__INPUT FOR THIS TASK__:

****************************************

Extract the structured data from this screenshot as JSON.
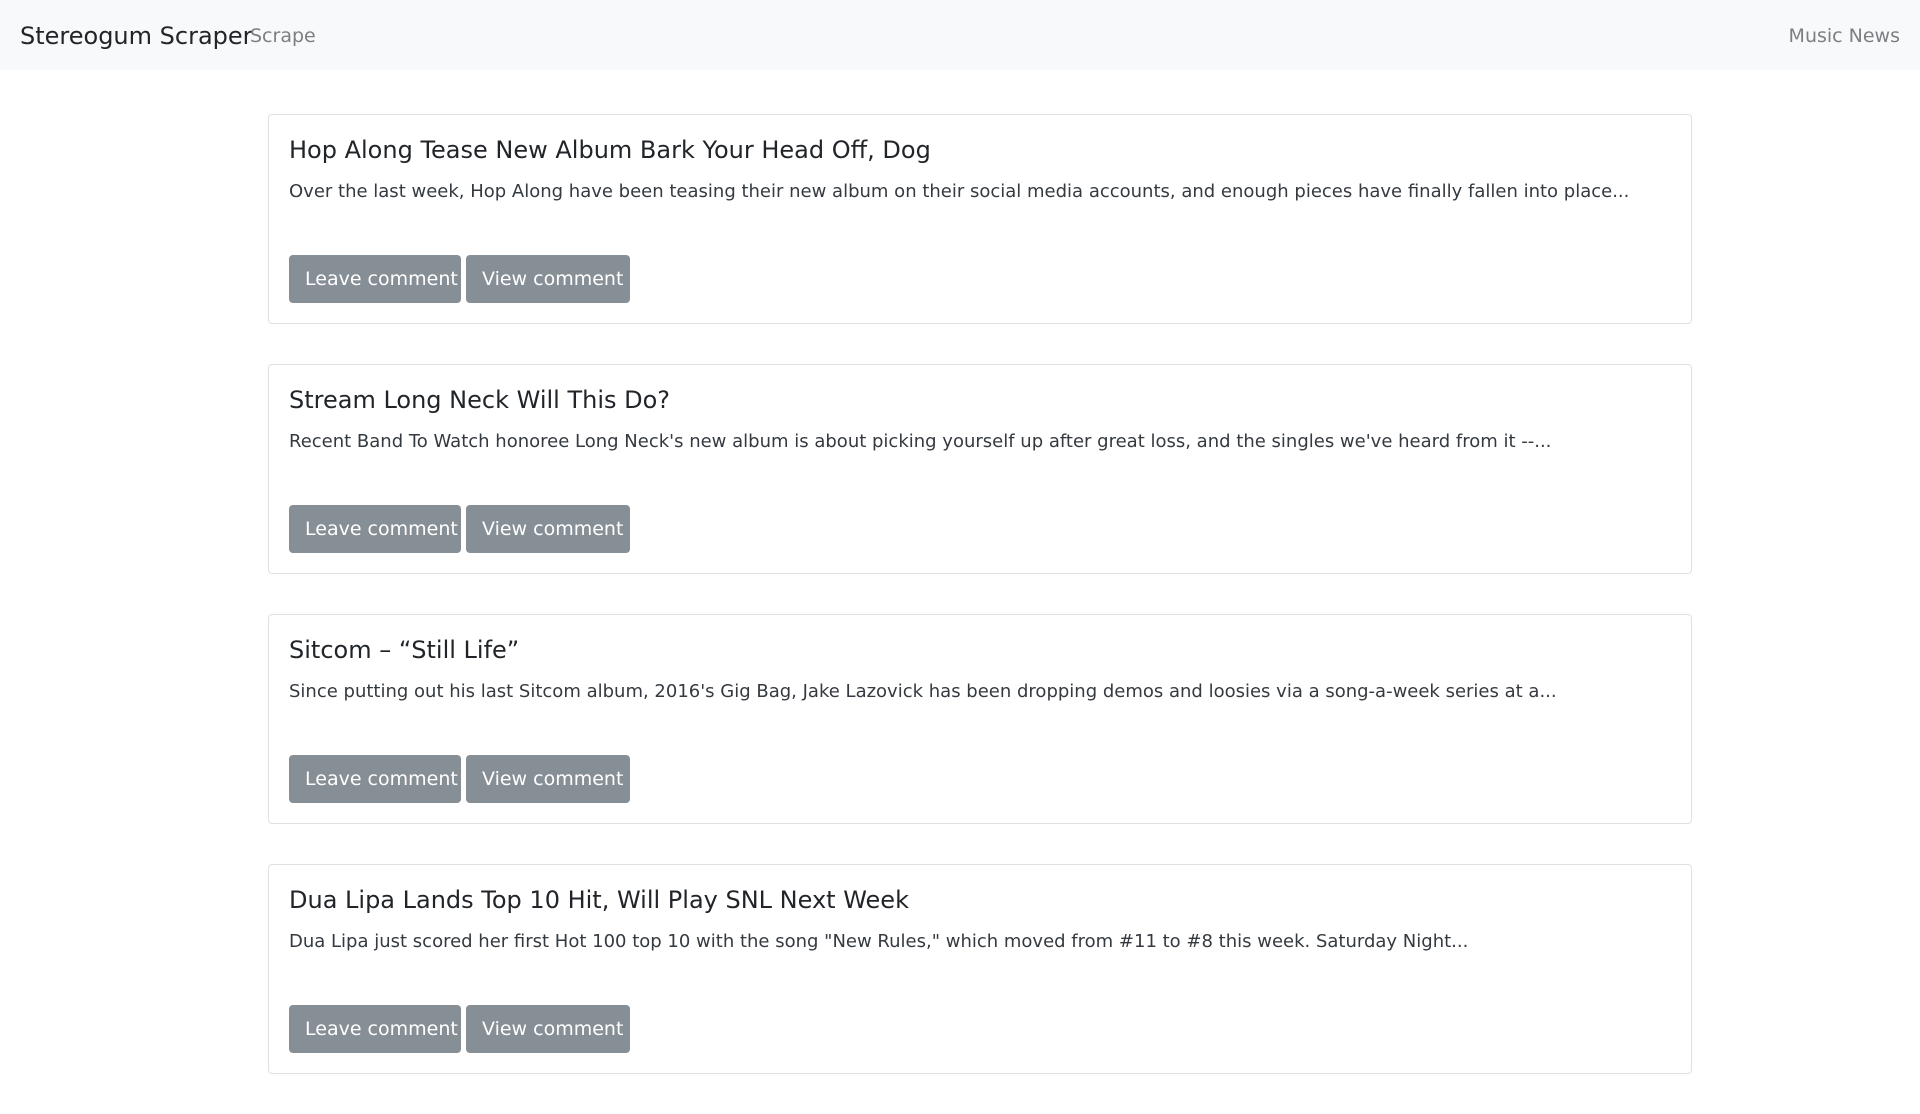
{
  "navbar": {
    "brand": "Stereogum Scraper",
    "scrape_link": "Scrape",
    "music_news_link": "Music News"
  },
  "articles": [
    {
      "title": "Hop Along Tease New Album Bark Your Head Off, Dog",
      "summary": "Over the last week, Hop Along have been teasing their new album on their social media accounts, and enough pieces have finally fallen into place...",
      "leave_label": "Leave comment",
      "view_label": "View comment"
    },
    {
      "title": "Stream Long Neck Will This Do?",
      "summary": "Recent Band To Watch honoree Long Neck's new album is about picking yourself up after great loss, and the singles we've heard from it --...",
      "leave_label": "Leave comment",
      "view_label": "View comment"
    },
    {
      "title": "Sitcom – “Still Life”",
      "summary": "Since putting out his last Sitcom album, 2016's Gig Bag, Jake Lazovick has been dropping demos and loosies via a song-a-week series at a...",
      "leave_label": "Leave comment",
      "view_label": "View comment"
    },
    {
      "title": "Dua Lipa Lands Top 10 Hit, Will Play SNL Next Week",
      "summary": "Dua Lipa just scored her first Hot 100 top 10 with the song \"New Rules,\" which moved from #11 to #8 this week. Saturday Night...",
      "leave_label": "Leave comment",
      "view_label": "View comment"
    }
  ]
}
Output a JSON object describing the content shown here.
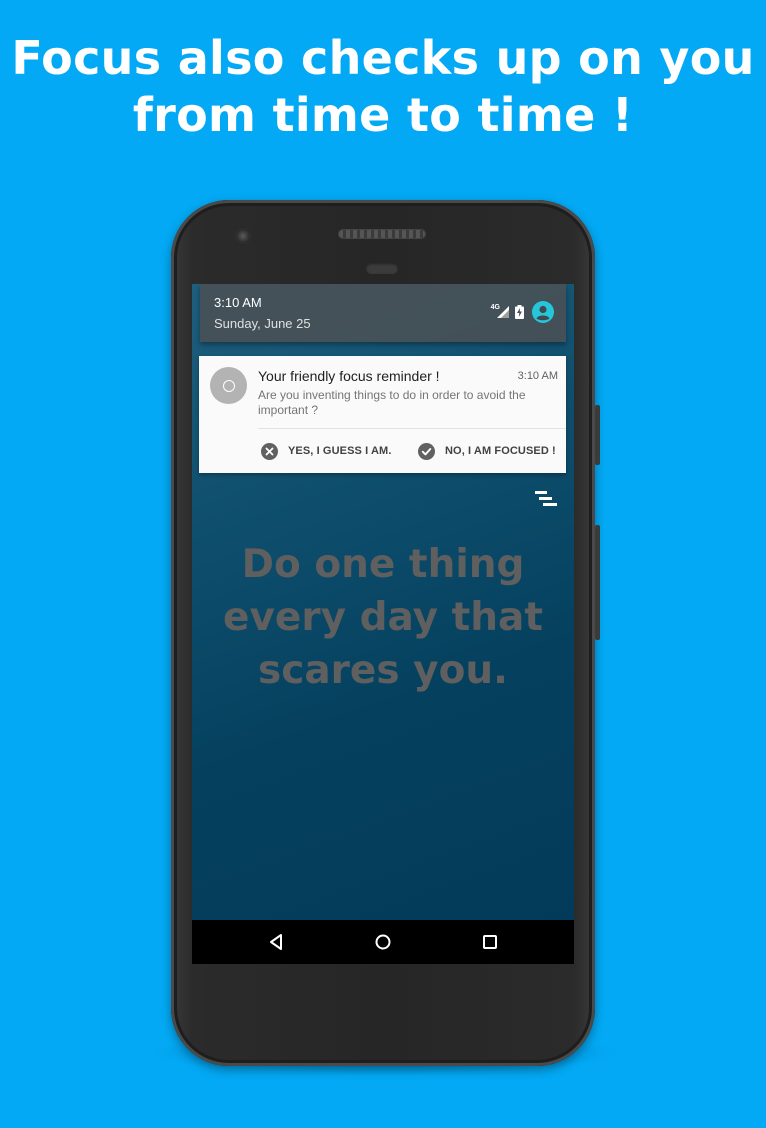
{
  "headline": {
    "line1": "Focus also checks up on you",
    "line2": "from time to time !"
  },
  "status_panel": {
    "time": "3:10 AM",
    "date": "Sunday, June 25",
    "network_type": "4G"
  },
  "notification": {
    "title": "Your friendly focus reminder !",
    "time": "3:10 AM",
    "body": "Are you inventing things to do in order to avoid the important ?",
    "actions": [
      {
        "label": "YES, I GUESS I AM.",
        "icon": "cancel-circle-icon"
      },
      {
        "label": "NO, I AM FOCUSED !",
        "icon": "check-circle-icon"
      }
    ]
  },
  "quote": {
    "line1": "Do one thing",
    "line2": "every day that",
    "line3": "scares you."
  },
  "navbar": {
    "buttons": [
      "back",
      "home",
      "recents"
    ]
  },
  "colors": {
    "background": "#03a9f4",
    "screen": "#023a58",
    "quote_text": "#5f5f5f",
    "accent": "#26c6da"
  }
}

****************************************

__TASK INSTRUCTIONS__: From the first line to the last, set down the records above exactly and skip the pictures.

__RESULT BELOW__:
Extract the structured data from this screenshot as JSON.
{
  "navbar": {
    "brand": "Stereogum Scraper",
    "scrape_link": "Scrape",
    "music_news_link": "Music News"
  },
  "articles": [
    {
      "title": "Hop Along Tease New Album Bark Your Head Off, Dog",
      "summary": "Over the last week, Hop Along have been teasing their new album on their social media accounts, and enough pieces have finally fallen into place...",
      "leave_label": "Leave comment",
      "view_label": "View comment"
    },
    {
      "title": "Stream Long Neck Will This Do?",
      "summary": "Recent Band To Watch honoree Long Neck's new album is about picking yourself up after great loss, and the singles we've heard from it --...",
      "leave_label": "Leave comment",
      "view_label": "View comment"
    },
    {
      "title": "Sitcom – “Still Life”",
      "summary": "Since putting out his last Sitcom album, 2016's Gig Bag, Jake Lazovick has been dropping demos and loosies via a song-a-week series at a...",
      "leave_label": "Leave comment",
      "view_label": "View comment"
    },
    {
      "title": "Dua Lipa Lands Top 10 Hit, Will Play SNL Next Week",
      "summary": "Dua Lipa just scored her first Hot 100 top 10 with the song \"New Rules,\" which moved from #11 to #8 this week. Saturday Night...",
      "leave_label": "Leave comment",
      "view_label": "View comment"
    }
  ]
}
Output a JSON object describing the content shown here.
{
  "headline": {
    "line1": "Focus also checks up on you",
    "line2": "from time to time !"
  },
  "status_panel": {
    "time": "3:10 AM",
    "date": "Sunday, June 25",
    "network_type": "4G"
  },
  "notification": {
    "title": "Your friendly focus reminder !",
    "time": "3:10 AM",
    "body": "Are you inventing things to do in order to avoid the important ?",
    "actions": [
      {
        "label": "YES, I GUESS I AM.",
        "icon": "cancel-circle-icon"
      },
      {
        "label": "NO, I AM FOCUSED !",
        "icon": "check-circle-icon"
      }
    ]
  },
  "quote": {
    "line1": "Do one thing",
    "line2": "every day that",
    "line3": "scares you."
  },
  "navbar": {
    "buttons": [
      "back",
      "home",
      "recents"
    ]
  },
  "colors": {
    "background": "#03a9f4",
    "screen": "#023a58",
    "quote_text": "#5f5f5f",
    "accent": "#26c6da"
  }
}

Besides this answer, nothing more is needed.